> **Task statement**: Tally the lines of the records that contain the string "injection", then give the total and nothing more.

> **Task inputs**:
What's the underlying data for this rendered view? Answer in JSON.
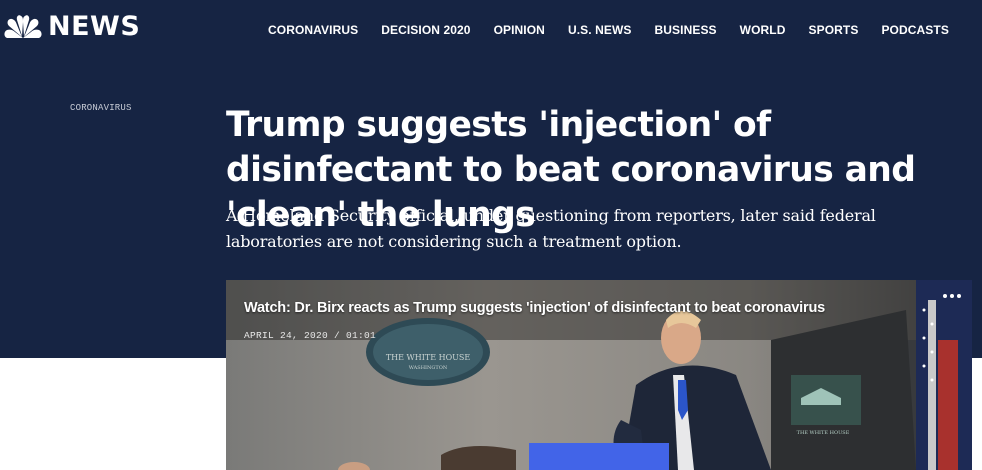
{
  "header": {
    "brand": "NEWS",
    "nav": [
      "CORONAVIRUS",
      "DECISION 2020",
      "OPINION",
      "U.S. NEWS",
      "BUSINESS",
      "WORLD",
      "SPORTS",
      "PODCASTS"
    ]
  },
  "article": {
    "section": "CORONAVIRUS",
    "headline": "Trump suggests 'injection' of disinfectant to beat coronavirus and 'clean' the lungs",
    "dek": "A Homeland Security official, under questioning from reporters, later said federal laboratories are not considering such a treatment option."
  },
  "video": {
    "title": "Watch: Dr. Birx reacts as Trump suggests 'injection' of disinfectant to beat coronavirus",
    "meta": "APRIL 24, 2020 / 01:01",
    "seal_text": "THE WHITE HOUSE",
    "seal_subtext": "WASHINGTON",
    "podium_text": "THE WHITE HOUSE"
  },
  "colors": {
    "hero_bg": "#162443",
    "accent_blue": "#4264e8"
  }
}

> **Task answer**: 2